As with other Galaxy phones, the Note 5 and S6 Edge+ have user-selectable screen modes. Most mobile devices only have a fixed factory setting. However, each of the Samsung screen modes has a different colour gamut, level of colour saturation and display calibration, based on user and application preferences. The modes are ‘Adaptive Display’, ‘AMOLED Photo’, ‘AMOLED Cinema’ and ‘Basic’ (which matches sRGB).

‘Adaptive Display’ is the default setting. By default, this mode covers 134% of the sRGB gamut – among the highest ever measured for a mobile device. ‘AMOLED Photo’ covers the Adobe RGB gamut. Soneira says that the calibration is ‘very accurate’ (which is rare on consumer devices). The Absolute Colour Accuracy is 1.6 JNCD (Just Noticeable Colour Difference), which is very high.

White point and colour gamut are very accurately calibrated to the sRGB gamut in ‘Basic’ mode, covering around 101% of the colour space. Absolute Colour Accuracy is 1.4 JNCD: the most colour-accurate display DisplayMate has ever measured for a smartphone or tablet.

Samsung Galaxy Note 5 Colour GamutsMobile displays, which are often used outdoors, require a combination of high brightness and low reflectance. The Note 5 has both. Typical brightness is 440 cd/m², higher than most consumer displays, and screen reflectance is 4.7% (very low). DisplayMate’s Contrast Rating for High Ambient Light quantitatively measures screen visibility and image contrast under bright ambient lighting – the higher the better. The Galaxy Note 5 has a measurement of 86 – 116, among the highest that DisplayMate has ever measured. Brightness can go even higher with automatic brightness turned on: up to 861 cd/m², raising the measurement to 183. Brightness can go as low as 2 cd/m².

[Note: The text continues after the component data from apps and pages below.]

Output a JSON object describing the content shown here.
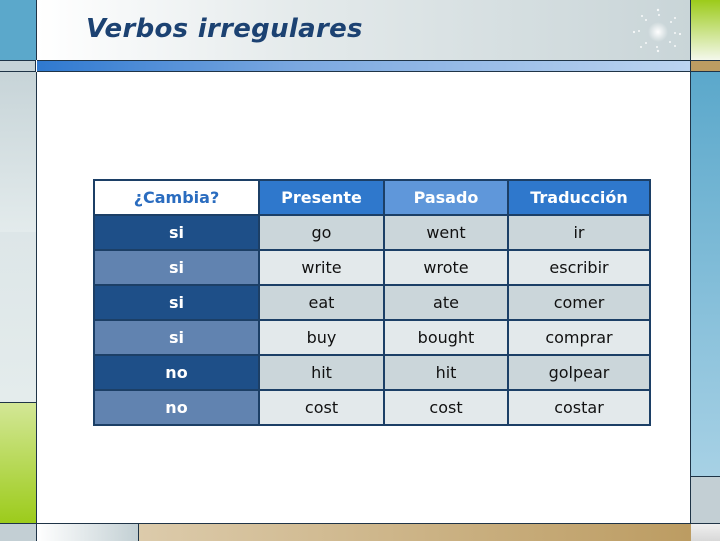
{
  "slide": {
    "title": "Verbos irregulares",
    "decor_icon": "sparkle-icon"
  },
  "table": {
    "headers": [
      "¿Cambia?",
      "Presente",
      "Pasado",
      "Traducción"
    ],
    "rows": [
      [
        "si",
        "go",
        "went",
        "ir"
      ],
      [
        "si",
        "write",
        "wrote",
        "escribir"
      ],
      [
        "si",
        "eat",
        "ate",
        "comer"
      ],
      [
        "si",
        "buy",
        "bought",
        "comprar"
      ],
      [
        "no",
        "hit",
        "hit",
        "golpear"
      ],
      [
        "no",
        "cost",
        "cost",
        "costar"
      ]
    ]
  },
  "colors": {
    "title": "#1c4272",
    "header_blue": "#2f78cc",
    "header_blue_alt": "#5f97da",
    "row_dark_label": "#1e4f88",
    "row_light_label": "#6183b0",
    "accent_green": "#9ccb1a",
    "accent_tan": "#bc9c62"
  }
}
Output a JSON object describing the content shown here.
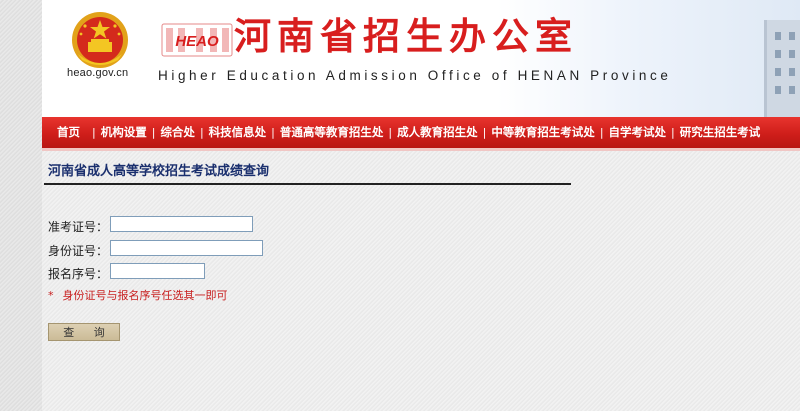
{
  "header": {
    "site_domain": "heao.gov.cn",
    "logo_text": "HEAO",
    "title_cn": "河南省招生办公室",
    "title_en": "Higher Education Admission Office of HENAN Province"
  },
  "nav": {
    "items": [
      {
        "label": "首页"
      },
      {
        "label": "机构设置"
      },
      {
        "label": "综合处"
      },
      {
        "label": "科技信息处"
      },
      {
        "label": "普通高等教育招生处"
      },
      {
        "label": "成人教育招生处"
      },
      {
        "label": "中等教育招生考试处"
      },
      {
        "label": "自学考试处"
      },
      {
        "label": "研究生招生考试"
      }
    ]
  },
  "query": {
    "title": "河南省成人高等学校招生考试成绩查询",
    "fields": {
      "exam_number": {
        "label": "准考证号：",
        "value": ""
      },
      "id_number": {
        "label": "身份证号：",
        "value": ""
      },
      "registration_number": {
        "label": "报名序号：",
        "value": ""
      }
    },
    "note_star": "*",
    "note_text": "身份证号与报名序号任选其一即可",
    "button_label": "查 询"
  },
  "colors": {
    "nav_red": "#cf1e1a",
    "title_red": "#d81e1e",
    "heading_blue": "#1a2f6e",
    "note_red": "#c81e1e"
  }
}
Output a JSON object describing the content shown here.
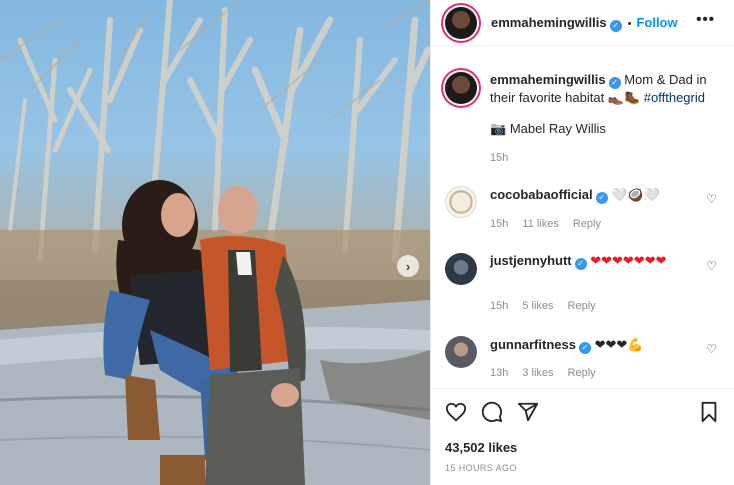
{
  "post": {
    "author": "emmahemingwillis",
    "follow_label": "Follow",
    "dot": "•",
    "more": "•••",
    "caption_user": "emmahemingwillis",
    "caption_text": "Mom & Dad in their favorite habitat 👞🥾 ",
    "caption_hashtag": "#offthegrid",
    "tagged_icon": "📷",
    "tagged_name": "Mabel Ray Willis",
    "caption_time": "15h",
    "likes": "43,502 likes",
    "posted_ago": "15 HOURS AGO"
  },
  "comments": [
    {
      "user": "cocobabaofficial",
      "text": "🤍🥥🤍",
      "time": "15h",
      "likes": "11 likes",
      "reply": "Reply"
    },
    {
      "user": "justjennyhutt",
      "text": "❤❤❤❤❤❤❤",
      "time": "15h",
      "likes": "5 likes",
      "reply": "Reply"
    },
    {
      "user": "gunnarfitness",
      "text": "❤❤❤💪",
      "time": "13h",
      "likes": "3 likes",
      "reply": "Reply"
    }
  ],
  "icons": {
    "verified": "✓",
    "next": "›"
  },
  "colors": {
    "follow": "#0095f6",
    "verified": "#3897f0",
    "hashtag": "#00376b",
    "heart": "#ed1c24"
  }
}
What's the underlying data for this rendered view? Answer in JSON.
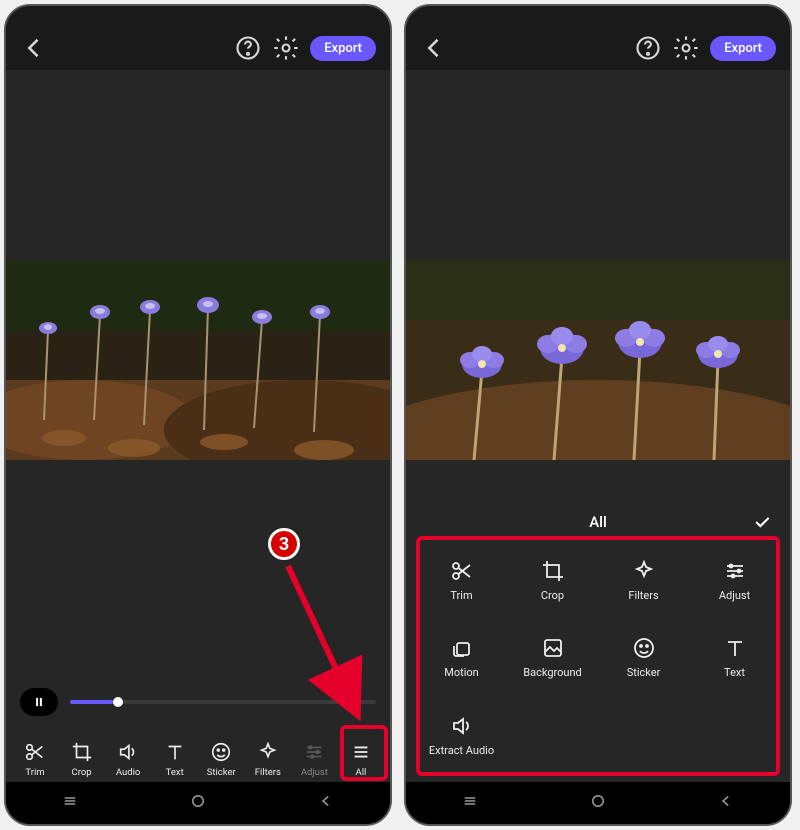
{
  "header": {
    "export": "Export"
  },
  "screen1_tools": {
    "trim": "Trim",
    "crop": "Crop",
    "audio": "Audio",
    "text": "Text",
    "sticker": "Sticker",
    "filters": "Filters",
    "adjust": "Adjust",
    "all": "All"
  },
  "panel": {
    "title": "All"
  },
  "screen2_tools": {
    "trim": "Trim",
    "crop": "Crop",
    "filters": "Filters",
    "adjust": "Adjust",
    "motion": "Motion",
    "background": "Background",
    "sticker": "Sticker",
    "text": "Text",
    "extract_audio": "Extract Audio"
  },
  "annotation": {
    "step": "3"
  }
}
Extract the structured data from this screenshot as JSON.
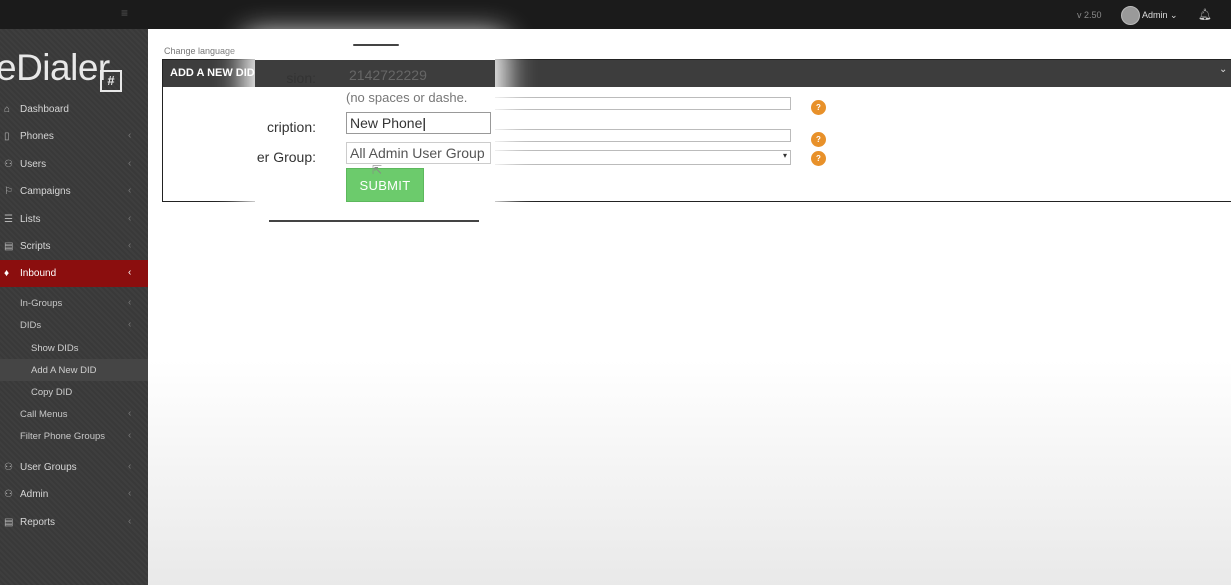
{
  "topbar": {
    "menu_icon": "hamburger-icon",
    "version": "v 2.50",
    "user_label": "Admin ⌄",
    "bell_icon": "bell-icon"
  },
  "logo": {
    "text": "eDialer",
    "box_glyph": "#"
  },
  "sidebar": {
    "items": [
      {
        "label": "Dashboard",
        "icon": "home-icon"
      },
      {
        "label": "Phones",
        "icon": "phone-icon"
      },
      {
        "label": "Users",
        "icon": "user-icon"
      },
      {
        "label": "Campaigns",
        "icon": "flag-icon"
      },
      {
        "label": "Lists",
        "icon": "list-icon"
      },
      {
        "label": "Scripts",
        "icon": "file-icon"
      },
      {
        "label": "Inbound",
        "icon": "diamond-icon"
      },
      {
        "label": "User Groups",
        "icon": "user-group-icon"
      },
      {
        "label": "Admin",
        "icon": "admin-icon"
      },
      {
        "label": "Reports",
        "icon": "report-icon"
      }
    ],
    "inbound_sub": [
      {
        "label": "In-Groups"
      },
      {
        "label": "DIDs"
      },
      {
        "label": "Call Menus"
      },
      {
        "label": "Filter Phone Groups"
      }
    ],
    "did_sub": [
      {
        "label": "Show DIDs"
      },
      {
        "label": "Add A New DID"
      },
      {
        "label": "Copy DID"
      }
    ]
  },
  "content": {
    "change_language": "Change language",
    "panel_title": "ADD A NEW DID",
    "form": {
      "extension_label_visible": "sion:",
      "extension_value": "2142722229",
      "extension_hint": "(no spaces or dashe.",
      "description_label_visible": "cription:",
      "description_value": "New Phone",
      "user_group_label_visible": "er Group:",
      "user_group_value": "All Admin User Group",
      "submit_label": "SUBMIT",
      "help_glyph": "?"
    }
  },
  "colors": {
    "active_nav": "#8b0e0e",
    "submit": "#6ccb6c",
    "help": "#e8912a"
  }
}
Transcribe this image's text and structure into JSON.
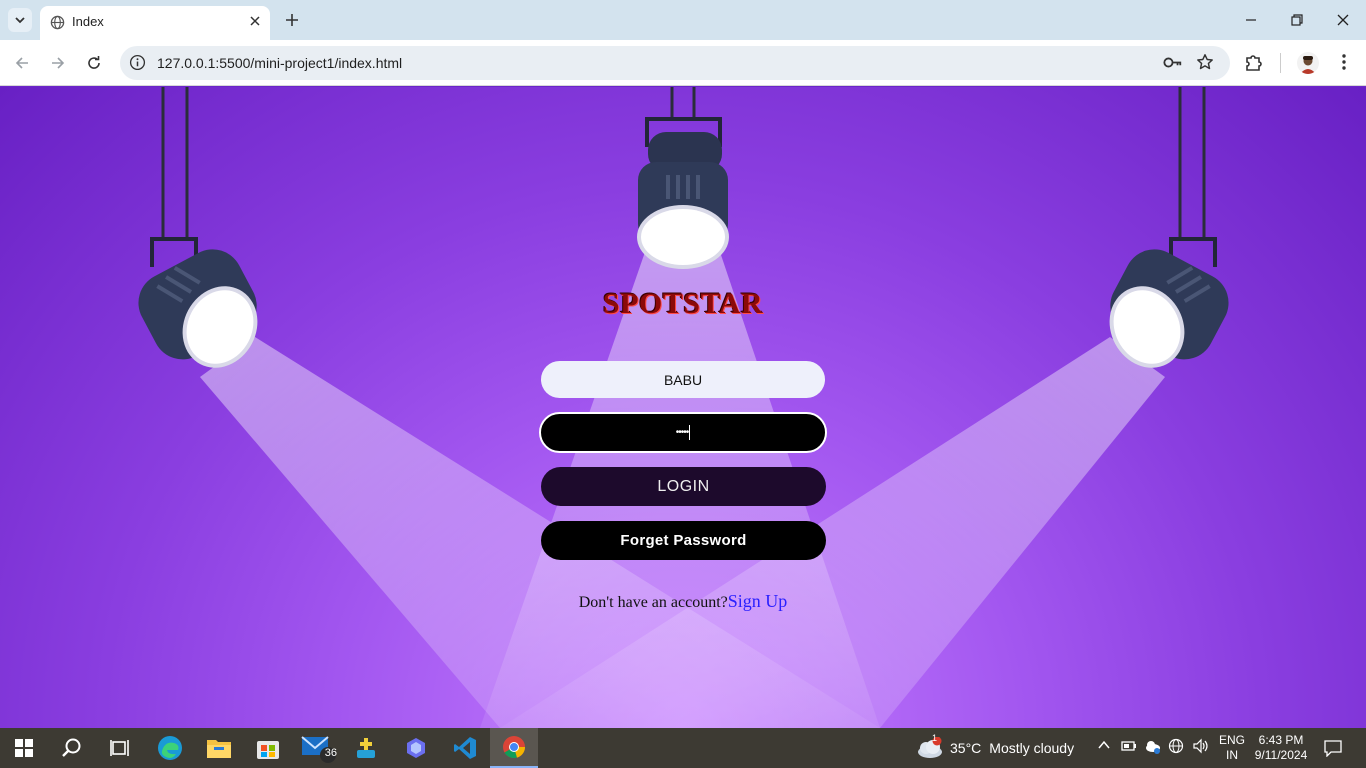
{
  "browser": {
    "tab_title": "Index",
    "url": "127.0.0.1:5500/mini-project1/index.html"
  },
  "page": {
    "brand": "SPOTSTAR",
    "username_value": "BABU",
    "password_mask": "•••••",
    "login_label": "LOGIN",
    "forget_label": "Forget Password",
    "signup_prompt": "Don't have an account?",
    "signup_link": "Sign Up"
  },
  "taskbar": {
    "mail_badge": "36",
    "weather_alert": "1",
    "temperature": "35°C",
    "condition": "Mostly cloudy",
    "lang_line1": "ENG",
    "lang_line2": "IN",
    "time": "6:43 PM",
    "date": "9/11/2024"
  },
  "colors": {
    "page_bg": "#8a3ee0",
    "brand": "#8b0a0a",
    "link": "#2a20ff"
  }
}
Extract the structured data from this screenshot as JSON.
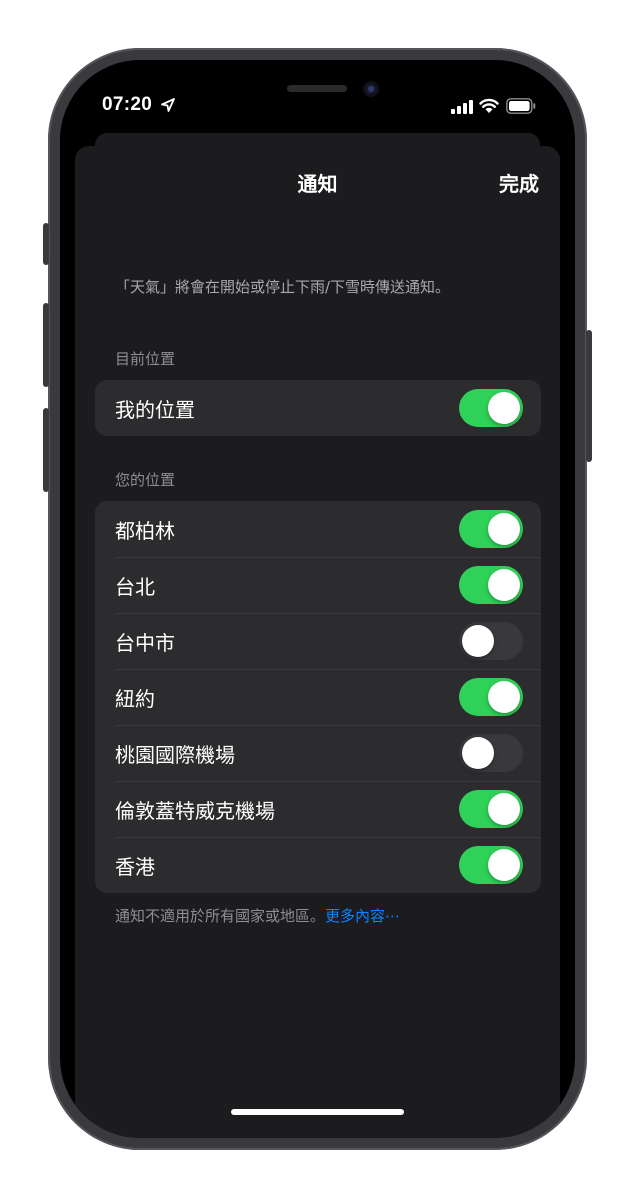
{
  "status_bar": {
    "time": "07:20",
    "location_icon": "location-arrow-icon",
    "signal_icon": "cellular-signal-icon",
    "wifi_icon": "wifi-icon",
    "battery_icon": "battery-icon"
  },
  "nav": {
    "title": "通知",
    "done_label": "完成"
  },
  "description": "「天氣」將會在開始或停止下雨/下雪時傳送通知。",
  "current_location": {
    "header": "目前位置",
    "items": [
      {
        "label": "我的位置",
        "on": true
      }
    ]
  },
  "your_locations": {
    "header": "您的位置",
    "items": [
      {
        "label": "都柏林",
        "on": true
      },
      {
        "label": "台北",
        "on": true
      },
      {
        "label": "台中市",
        "on": false
      },
      {
        "label": "紐約",
        "on": true
      },
      {
        "label": "桃園國際機場",
        "on": false
      },
      {
        "label": "倫敦蓋特威克機場",
        "on": true
      },
      {
        "label": "香港",
        "on": true
      }
    ]
  },
  "footer": {
    "note": "通知不適用於所有國家或地區。",
    "link": "更多內容⋯"
  },
  "colors": {
    "toggle_on": "#30d158",
    "toggle_off": "#39393d",
    "link": "#0a84ff",
    "sheet_bg": "#1c1c1e",
    "group_bg": "#2c2c2e"
  }
}
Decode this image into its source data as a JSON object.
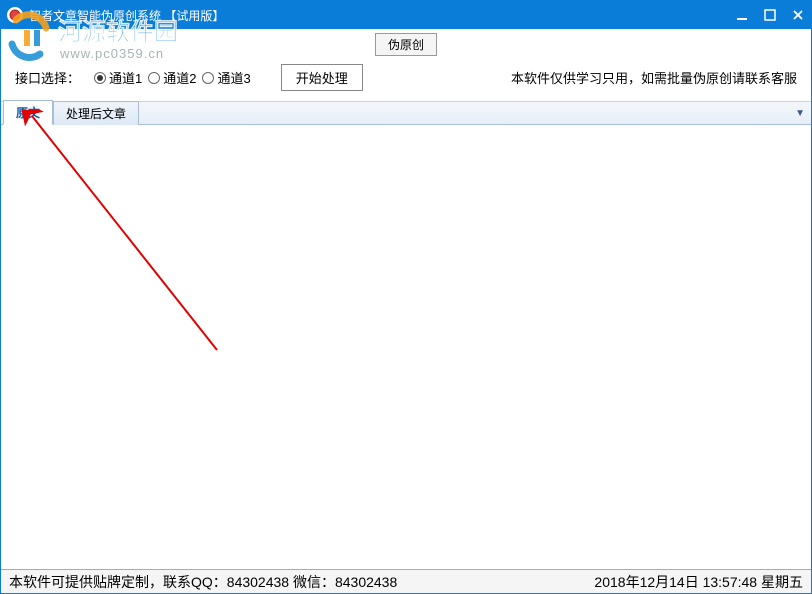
{
  "titlebar": {
    "title": "智者文章智能伪原创系统 【试用版】"
  },
  "topButton": {
    "label": "伪原创"
  },
  "controls": {
    "interfaceLabel": "接口选择：",
    "channels": [
      "通道1",
      "通道2",
      "通道3"
    ],
    "selectedChannel": 0,
    "processLabel": "开始处理",
    "note": "本软件仅供学习只用，如需批量伪原创请联系客服"
  },
  "tabs": {
    "items": [
      "原文",
      "处理后文章"
    ],
    "active": 0
  },
  "statusbar": {
    "left": "本软件可提供贴牌定制，联系QQ：84302438 微信：84302438",
    "right": "2018年12月14日 13:57:48 星期五"
  },
  "watermark": {
    "text": "河源软件园",
    "url": "www.pc0359.cn"
  }
}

As with every previous generation of its OLED displays, power efficiency has been improved in the Note 5 – it is 21% more efficient than the Note 4. Despite its higher brightness, the phone’s display actually uses less power than its predecessor. Viewing angle performance was also found to be very good, with around a 24% decrease in brightness at a 30° viewing angle (compared to 55% for an LCD display).

Galaxy S6 Edge+

As mentioned, the Galaxy S6 Edge+ is virtually identical to the Note 5, barring its curved display. It is also not supplied with Samsung’s S Pen stylus. Because the phone uses an OLED display, the pixels on the edge ‘screens’ can be turned on independently, which significantly lowers battery consumption.

A noteworthy point is that the performance of the Edge+’s display is now essentially the same as the traditional glass substrate-based Note 5.


‘In a span of just five years, OLED display technology is now challenging and even exceeding the performance of the best LCDs’. Soneira writes in his conclusions (for evidence that OLED is the wave of the future, see our news about LG’s massive investment in the technology – the company is distancing itself from LCD screens (LG Raises OLED Investment on Chinese LCD Progress) – TA).

OLEDs are now more power efficient than LCD displays when showing dark content (because most of the pixels are turned off), although LCD screens are more efficient for white content. The Note 5 is roughly 37% more power efficient than the iPhone 6+ for mixed content.

The most important improvements for both OLED and LCD mobile displays, says Soneira, will come from improving image and picture quality, and screen readability, in real world ambient light. The key will be in lowering reflectance still further, and implementing dynamic colour management based on the ambient light level.